- have a record of who you talked to and how to reach them
- use the back of the card to write down what you talked about, so that when you follow up you can remind them of your conversation
If your conversation reaches its natural end, or simply dies out, excuse yourself and move on. You can always say something along the lines of, ‘It’s been great to meet you. There are a number of other people I need to make contact with, so I hope you’ll excuse me.’ If you run into someone you’ve already met and can’t remember their name, simply say ‘Hello again. Remind me of your name’ and then remind them of yours.
If you find yourself back with someone you that you don’t want to spend any more time with, ask if they’ve met anyone especially interesting that you might like to meet. Or point out someone who you found interesting that might be useful for them to meet.
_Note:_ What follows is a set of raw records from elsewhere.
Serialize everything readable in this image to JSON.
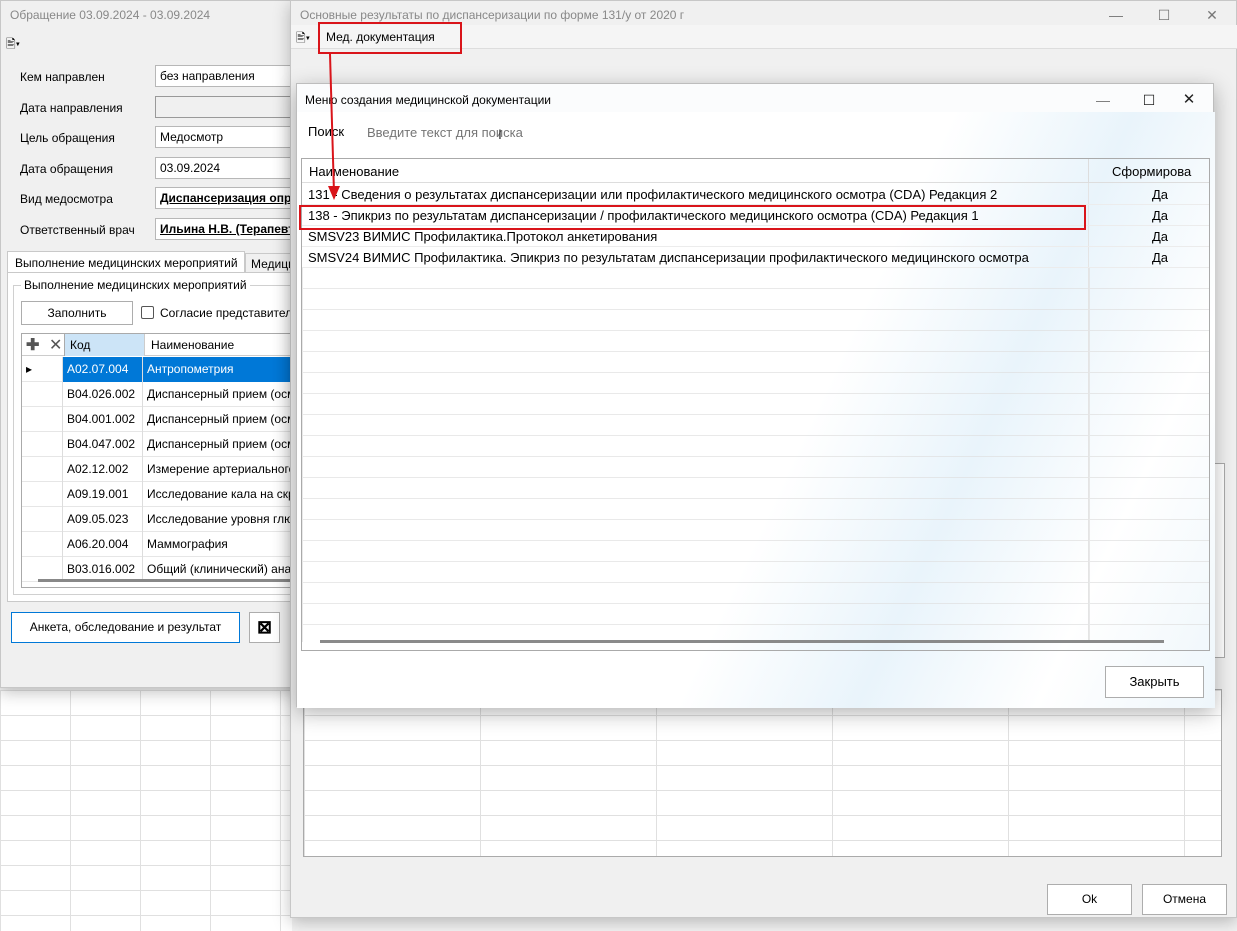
{
  "left_window": {
    "title": "Обращение 03.09.2024 - 03.09.2024",
    "fields": [
      {
        "label": "Кем направлен",
        "value": "без направления"
      },
      {
        "label": "Дата направления",
        "value": ""
      },
      {
        "label": "Цель обращения",
        "value": "Медосмотр"
      },
      {
        "label": "Дата обращения",
        "value": "03.09.2024"
      },
      {
        "label": "Вид медосмотра",
        "value": "Диспансеризация опре"
      },
      {
        "label": "Ответственный врач",
        "value": "Ильина Н.В. (Терапевт у"
      }
    ],
    "tabs": [
      "Выполнение медицинских мероприятий",
      "Медици"
    ],
    "group_title": "Выполнение медицинских мероприятий",
    "fill_button": "Заполнить",
    "consent_label": "Согласие представителя",
    "grid_headers": {
      "code": "Код",
      "name": "Наименование"
    },
    "rows": [
      {
        "code": "A02.07.004",
        "name": "Антропометрия"
      },
      {
        "code": "B04.026.002",
        "name": "Диспансерный прием (осм"
      },
      {
        "code": "B04.001.002",
        "name": "Диспансерный прием (осм"
      },
      {
        "code": "B04.047.002",
        "name": "Диспансерный прием (осм"
      },
      {
        "code": "A02.12.002",
        "name": "Измерение артериального"
      },
      {
        "code": "A09.19.001",
        "name": "Исследование кала на скр"
      },
      {
        "code": "A09.05.023",
        "name": "Исследование уровня глю"
      },
      {
        "code": "A06.20.004",
        "name": "Маммография"
      },
      {
        "code": "B03.016.002",
        "name": "Общий (клинический) ана"
      }
    ],
    "survey_button": "Анкета, обследование и результат"
  },
  "middle_window": {
    "title": "Основные результаты по диспансеризации по форме 131/у от 2020 г",
    "toolbar_button": "Мед. документация",
    "ok_button": "Ok",
    "cancel_button": "Отмена"
  },
  "dialog": {
    "title": "Меню создания медицинской документации",
    "search_label": "Поиск",
    "search_placeholder": "Введите текст для поиска",
    "headers": {
      "name": "Наименование",
      "formed": "Сформирова"
    },
    "rows": [
      {
        "name": "131 - Сведения о результатах диспансеризации или профилактического медицинского осмотра (CDA) Редакция 2",
        "formed": "Да"
      },
      {
        "name": "138 - Эпикриз по результатам диспансеризации / профилактического медицинского осмотра (CDA) Редакция 1",
        "formed": "Да"
      },
      {
        "name": "SMSV23 ВИМИС Профилактика.Протокол анкетирования",
        "formed": "Да"
      },
      {
        "name": "SMSV24 ВИМИС Профилактика. Эпикриз по результатам диспансеризации профилактического медицинского осмотра",
        "formed": "Да"
      }
    ],
    "close_button": "Закрыть"
  },
  "colors": {
    "annotation": "#d9141a",
    "selection": "#0078d7"
  }
}
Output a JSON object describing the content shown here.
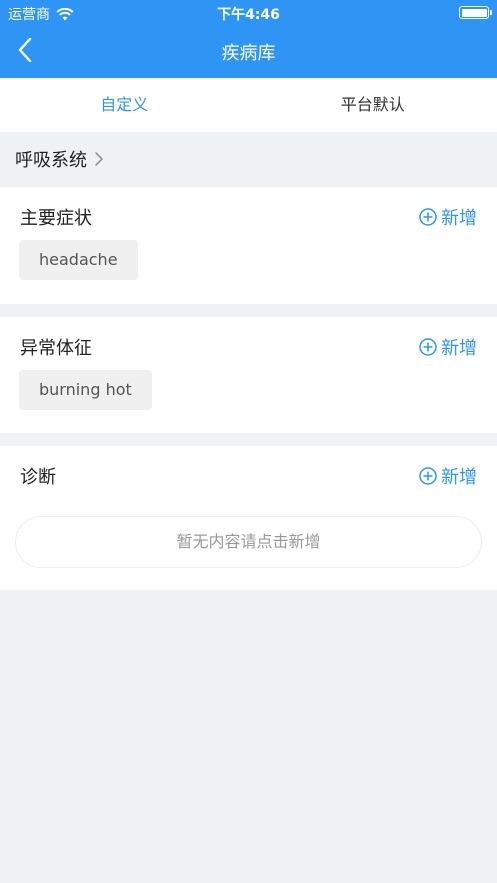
{
  "status_bar": {
    "carrier": "运营商",
    "time": "下午4:46",
    "battery": 1.0
  },
  "nav": {
    "title": "疾病库"
  },
  "tabs": [
    {
      "label": "自定义",
      "active": true
    },
    {
      "label": "平台默认",
      "active": false
    }
  ],
  "category": {
    "label": "呼吸系统"
  },
  "sections": {
    "main_symptoms": {
      "title": "主要症状",
      "add_label": "新增",
      "items": [
        "headache"
      ]
    },
    "abnormal_signs": {
      "title": "异常体征",
      "add_label": "新增",
      "items": [
        "burning hot"
      ]
    },
    "diagnosis": {
      "title": "诊断",
      "add_label": "新增",
      "empty_text": "暂无内容请点击新增"
    }
  },
  "colors": {
    "accent": "#2f95f5",
    "background": "#eff2f5",
    "chip": "#f0f0f0"
  },
  "icons": {
    "back": "chevron-left-icon",
    "category": "chevron-right-icon",
    "add": "plus-circle-icon"
  }
}
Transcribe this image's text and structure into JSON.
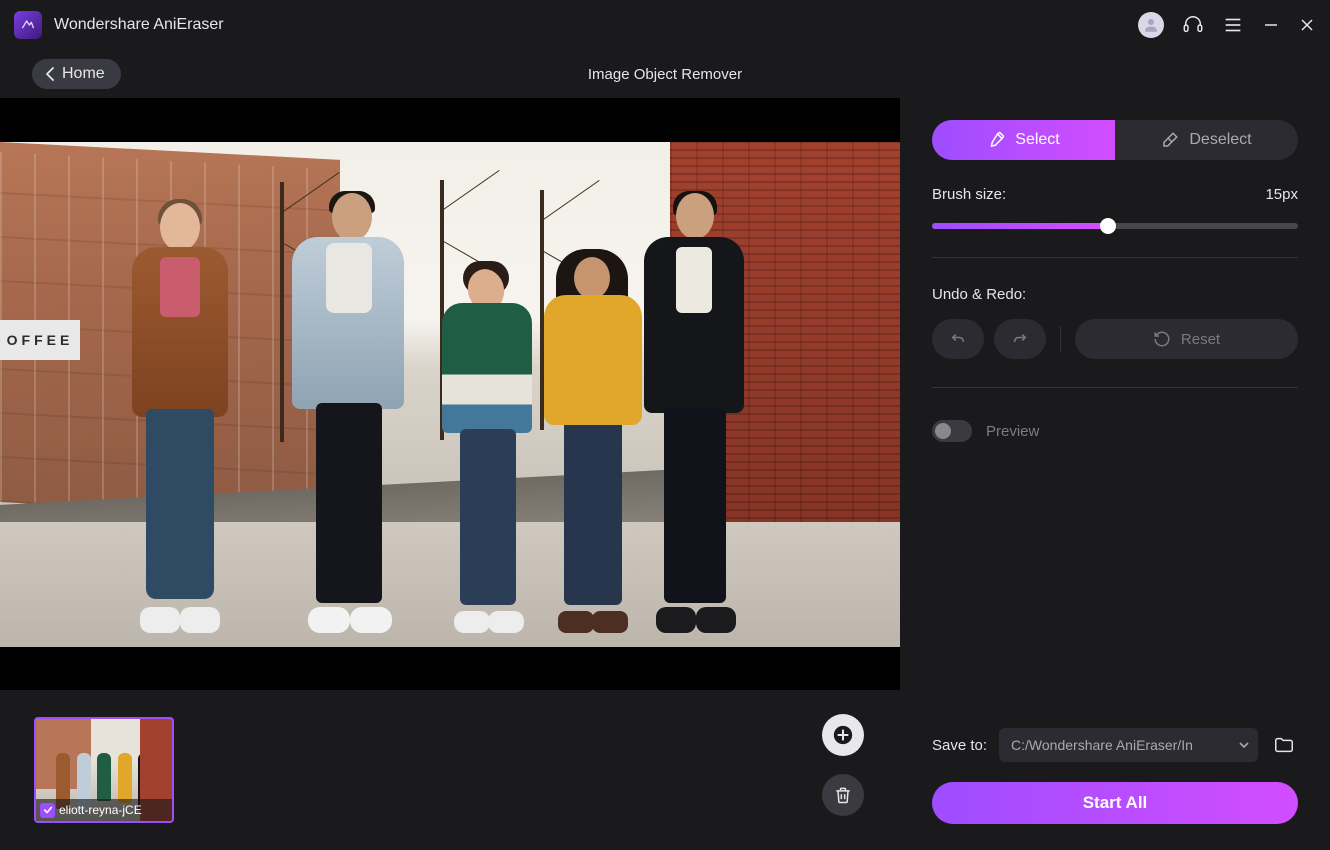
{
  "app": {
    "title": "Wondershare AniEraser"
  },
  "header": {
    "home": "Home",
    "page_title": "Image Object Remover"
  },
  "panel": {
    "select": "Select",
    "deselect": "Deselect",
    "brush_label": "Brush size:",
    "brush_value": "15px",
    "undo_label": "Undo & Redo:",
    "reset": "Reset",
    "preview": "Preview"
  },
  "save": {
    "label": "Save to:",
    "path": "C:/Wondershare AniEraser/In"
  },
  "actions": {
    "start": "Start All"
  },
  "thumbnail": {
    "filename": "eliott-reyna-jCE"
  },
  "scene": {
    "sign": "OFFEE"
  }
}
The real key to successful networking is to be really clear about your goals and to keep your focus of attention on other people and not on yourself. Do this and you won’t have time to be nervous or anxious!
Follow up within 24 hours of the event. Most follow-up seems to be done via email or phone call these days. If you want to make impact, follow up with a hand written note. Finally, have fun!
Emma Sargent and Tim Fearon are founders of The Extraordinary Coaching Company and have just released How to Talk to Anyone, published by Pearson.